What It’s About
In the near future, humans have found myriad ways to augment themselves. These new developments are both feared and anticipated, used and abused. A fragile balance of power lies between those who would explore the limits of transhumanist technologies and those who would limit and regulate it. When a new street drug gives people the ability to connect empathically and telepathically, however, the two forces are forced to come to a head.
Why I Think You’d Like It
As far as my personal tastes go, this is the gold standard for hard sci-fi. As much as I enjoy SF elements justified with “because it’s cool,” there is something special about intensely researched, maximally plausible science fiction. The only reason I don’t read more of it is that, too often, the characters aren’t people. For me personally, that’s an absolute dealbreaker.

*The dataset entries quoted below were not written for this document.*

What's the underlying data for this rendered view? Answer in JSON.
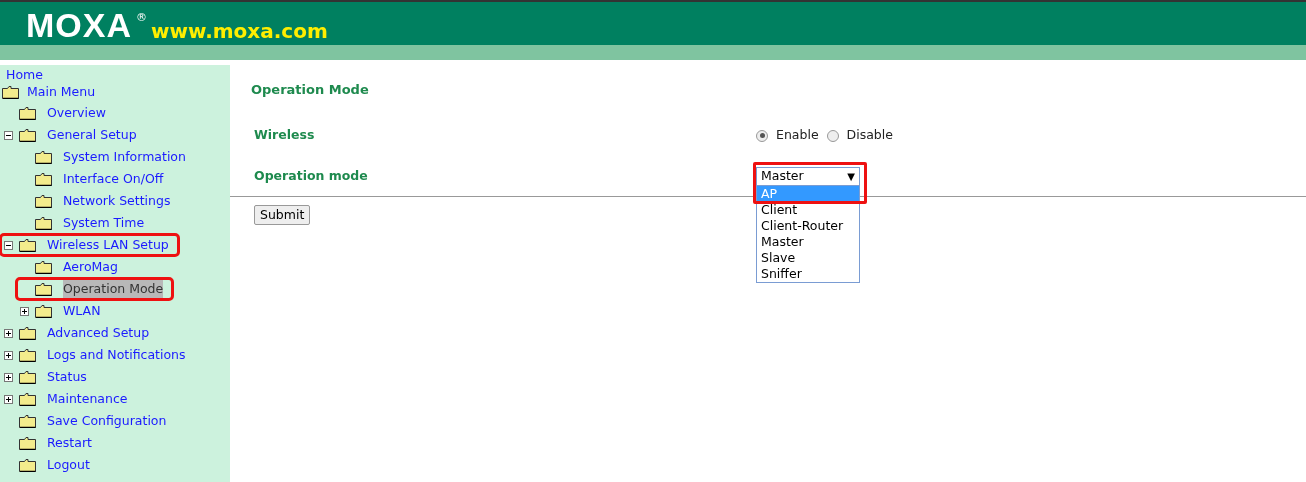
{
  "header": {
    "logo": "MOXA",
    "registered": "®",
    "url": "www.moxa.com"
  },
  "sidebar": {
    "home": "Home",
    "tree": {
      "label": "Main Menu",
      "children": [
        {
          "label": "Overview",
          "selected": false,
          "highlighted": false
        },
        {
          "label": "General Setup",
          "expanded": true,
          "selected": false,
          "highlighted": false,
          "children": [
            {
              "label": "System Information",
              "selected": false,
              "highlighted": false
            },
            {
              "label": "Interface On/Off",
              "selected": false,
              "highlighted": false
            },
            {
              "label": "Network Settings",
              "selected": false,
              "highlighted": false
            },
            {
              "label": "System Time",
              "selected": false,
              "highlighted": false
            }
          ]
        },
        {
          "label": "Wireless LAN Setup",
          "expanded": true,
          "selected": false,
          "highlighted": true,
          "children": [
            {
              "label": "AeroMag",
              "selected": false,
              "highlighted": false
            },
            {
              "label": "Operation Mode",
              "selected": true,
              "highlighted": true
            },
            {
              "label": "WLAN",
              "expanded": false,
              "selected": false,
              "highlighted": false
            }
          ]
        },
        {
          "label": "Advanced Setup",
          "expanded": false,
          "selected": false,
          "highlighted": false
        },
        {
          "label": "Logs and Notifications",
          "expanded": false,
          "selected": false,
          "highlighted": false
        },
        {
          "label": "Status",
          "expanded": false,
          "selected": false,
          "highlighted": false
        },
        {
          "label": "Maintenance",
          "expanded": false,
          "selected": false,
          "highlighted": false
        },
        {
          "label": "Save Configuration",
          "selected": false,
          "highlighted": false
        },
        {
          "label": "Restart",
          "selected": false,
          "highlighted": false
        },
        {
          "label": "Logout",
          "selected": false,
          "highlighted": false
        }
      ]
    }
  },
  "main": {
    "title": "Operation Mode",
    "wireless": {
      "label": "Wireless",
      "options": [
        {
          "label": "Enable",
          "selected": true
        },
        {
          "label": "Disable",
          "selected": false
        }
      ]
    },
    "operation_mode": {
      "label": "Operation mode",
      "value": "Master",
      "caret": "▼",
      "highlighted": true,
      "expanded": true,
      "options": [
        {
          "label": "AP",
          "highlighted": true
        },
        {
          "label": "Client",
          "highlighted": false
        },
        {
          "label": "Client-Router",
          "highlighted": false
        },
        {
          "label": "Master",
          "highlighted": false
        },
        {
          "label": "Slave",
          "highlighted": false
        },
        {
          "label": "Sniffer",
          "highlighted": false
        }
      ]
    },
    "submit": "Submit"
  }
}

Ramez Naam was a computer programmer and posthumanist philosopher long before he started writing fiction. He knows his stuff. But what I love most is how alive his characters are. He has an enormous cast to juggle; not quite to the George R. R. Martin level, but to the level of someone who has his picture on their vision board. Despite that, every one has their own distinct voice. He shows you who looks for the exits first when they enter a room, and who wanders over to the paintings on the wall, who defines themselves in relation to their past and who obsessively imagines the future, who spends most of their time admiring others and who calculates the best way to use others, and who barely thinks of other people at all. All of that happens so naturally that it took me a while to realize just why I had such an easy time keeping track of whose head I was in. This book gave me revelations on how to write characters.
I also love that, although he has his own thoughts on whether or not transhumanist evolution would be a good thing, he avoids simply dividing his cast into heroes and villains. There are characters who horrifically abuse technology that he clearly loves, and there are characters who have painfully sympathetic reasons for opposing it. While he successfully brings you around to his side, he does so without resorting to strawmen or other cheap narrative tricks. Or at least, he did with me; I think even if you’re not totally convinced, you’ll still enjoy the book, which is a testament to how well he explores the idea.
He also does representation exactly the way I think all authors should. The women all have goals that don’t revolve around men and relationships, and Bechdel’s Test is passed every few pages, with the natural ease that should be normal. Some people are randomly queer because the real world has random queer people. It starts out on the West Coast, and the characters come from an accurate variety of backgrounds. When they travel to Thailand, most of the new characters are Thai. That shouldn’t be remarkable, but you know what you mean. We’ve all seen the story set in a foreign country yet no important person is actually from there. I don’t know how accurate, say, the Thai culture is, but I can say that everybody was a person first, with gender/sexuality/ethnicity being just one among many pieces making up who they are.
All of this plays beautifully into the plot. He is telling a story about a fundamental reshaping of humanity, and to tell that story right, capturing humanity itself is essential. He absolutely nails it.
It is a fairly intense book. Many factions are violent, and there are plenty of character deaths. Even when there is no actual fight scene, the threat of violence usually present.
He also explores the emotional and psychological abuses of this technology. This includes personality rewriting and taking over other people’s body. There are references to the technology being used for sexual abuses. It’s one case where I actually thought it was justified by the story. I hate it when rape is just treated as a requirement to make a story Gritty And Realistic(TM). But when violations of bodily autonomy and consent are an issue intregal your story, not acknowledging sexual violence would be a problematic oversight. One thing I appreciated was that these uses mostly happen offscreen. It mentioned as a reality and recalled as part of a few character’s backstories, but he never sucks you into a graphic scene.
There are also explicit sex scenes, but the only thing that’s portrayed as sexy is enthusiastic consent. There is one scene that might be triggering; a man is trying to hook up with a woman, and he has used a behavior modifying program to get over his awkwardness in flirting. A bug in the program causes him to lose control of his body. This is not portrayed as sexy, but equal parts scary and embarrassing. Neither of them suffer any long term harm, and if you want you can skip to the next line break without missing anything important.
Also there’s swearing, drugs and alcohol. Yeah, it’s definitely a grown-up book.